**WHAT TO WORK ON:** Using the records below, find every line that includes "戸塚祥太" and copy it.

**EXTRACTED RECORDS:**
"""

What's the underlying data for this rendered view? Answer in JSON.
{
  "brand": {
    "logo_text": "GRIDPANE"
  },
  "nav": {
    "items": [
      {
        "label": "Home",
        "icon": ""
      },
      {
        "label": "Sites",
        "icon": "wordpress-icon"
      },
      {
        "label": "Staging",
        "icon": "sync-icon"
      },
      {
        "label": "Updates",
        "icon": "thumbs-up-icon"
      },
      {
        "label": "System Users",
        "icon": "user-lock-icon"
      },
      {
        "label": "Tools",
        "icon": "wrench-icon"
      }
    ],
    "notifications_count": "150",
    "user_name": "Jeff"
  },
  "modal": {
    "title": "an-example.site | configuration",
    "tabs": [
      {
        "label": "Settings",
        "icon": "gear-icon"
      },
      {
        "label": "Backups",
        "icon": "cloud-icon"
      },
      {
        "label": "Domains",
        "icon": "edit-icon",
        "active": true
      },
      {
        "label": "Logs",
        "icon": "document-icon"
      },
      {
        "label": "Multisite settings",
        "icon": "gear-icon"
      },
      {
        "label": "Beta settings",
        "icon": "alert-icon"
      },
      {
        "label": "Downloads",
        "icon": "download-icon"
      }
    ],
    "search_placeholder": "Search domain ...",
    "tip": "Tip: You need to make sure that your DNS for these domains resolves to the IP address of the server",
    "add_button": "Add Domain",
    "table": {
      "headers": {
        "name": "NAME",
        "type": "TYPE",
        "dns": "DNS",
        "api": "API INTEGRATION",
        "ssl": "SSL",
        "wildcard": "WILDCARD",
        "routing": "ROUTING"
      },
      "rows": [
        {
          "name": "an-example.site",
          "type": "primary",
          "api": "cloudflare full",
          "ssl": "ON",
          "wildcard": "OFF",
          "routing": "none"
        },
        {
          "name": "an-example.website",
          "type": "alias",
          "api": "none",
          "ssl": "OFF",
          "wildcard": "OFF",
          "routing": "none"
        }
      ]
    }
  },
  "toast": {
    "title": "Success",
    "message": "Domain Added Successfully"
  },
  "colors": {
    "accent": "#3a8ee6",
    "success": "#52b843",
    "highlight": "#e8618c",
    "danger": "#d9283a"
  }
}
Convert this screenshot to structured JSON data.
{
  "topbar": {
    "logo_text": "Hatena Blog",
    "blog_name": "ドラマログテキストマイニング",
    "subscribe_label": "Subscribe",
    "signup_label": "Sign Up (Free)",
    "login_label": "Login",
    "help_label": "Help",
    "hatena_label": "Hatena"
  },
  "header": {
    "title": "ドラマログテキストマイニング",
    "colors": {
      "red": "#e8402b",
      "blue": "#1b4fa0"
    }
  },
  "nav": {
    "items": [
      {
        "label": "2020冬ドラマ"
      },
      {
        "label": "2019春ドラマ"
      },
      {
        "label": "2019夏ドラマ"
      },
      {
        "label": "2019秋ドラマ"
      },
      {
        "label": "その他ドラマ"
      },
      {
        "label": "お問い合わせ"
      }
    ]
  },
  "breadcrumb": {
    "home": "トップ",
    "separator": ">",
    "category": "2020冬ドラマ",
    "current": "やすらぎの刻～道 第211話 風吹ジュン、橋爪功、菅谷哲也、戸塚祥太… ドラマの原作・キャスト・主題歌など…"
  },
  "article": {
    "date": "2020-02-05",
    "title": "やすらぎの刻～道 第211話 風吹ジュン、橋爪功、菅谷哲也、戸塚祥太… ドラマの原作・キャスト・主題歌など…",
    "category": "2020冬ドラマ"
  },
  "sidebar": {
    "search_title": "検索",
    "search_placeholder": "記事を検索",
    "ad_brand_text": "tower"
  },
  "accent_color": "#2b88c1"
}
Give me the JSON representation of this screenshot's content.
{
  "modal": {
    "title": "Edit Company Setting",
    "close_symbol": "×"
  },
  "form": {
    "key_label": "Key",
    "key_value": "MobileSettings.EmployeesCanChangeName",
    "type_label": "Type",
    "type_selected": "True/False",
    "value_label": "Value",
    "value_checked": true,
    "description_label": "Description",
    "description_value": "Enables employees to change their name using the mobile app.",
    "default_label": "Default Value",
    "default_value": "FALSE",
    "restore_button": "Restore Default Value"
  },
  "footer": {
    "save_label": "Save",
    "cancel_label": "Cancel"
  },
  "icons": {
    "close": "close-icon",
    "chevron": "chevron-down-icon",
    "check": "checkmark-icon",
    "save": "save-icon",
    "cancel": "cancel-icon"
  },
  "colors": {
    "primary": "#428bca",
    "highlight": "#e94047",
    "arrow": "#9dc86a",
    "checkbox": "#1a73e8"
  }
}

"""

**SOLUTION FOR THIS TASK:**
    "current": "やすらぎの刻～道 第211話 風吹ジュン、橋爪功、菅谷哲也、戸塚祥太… ドラマの原作・キャスト・主題歌など…"
    "title": "やすらぎの刻～道 第211話 風吹ジュン、橋爪功、菅谷哲也、戸塚祥太… ドラマの原作・キャスト・主題歌など…",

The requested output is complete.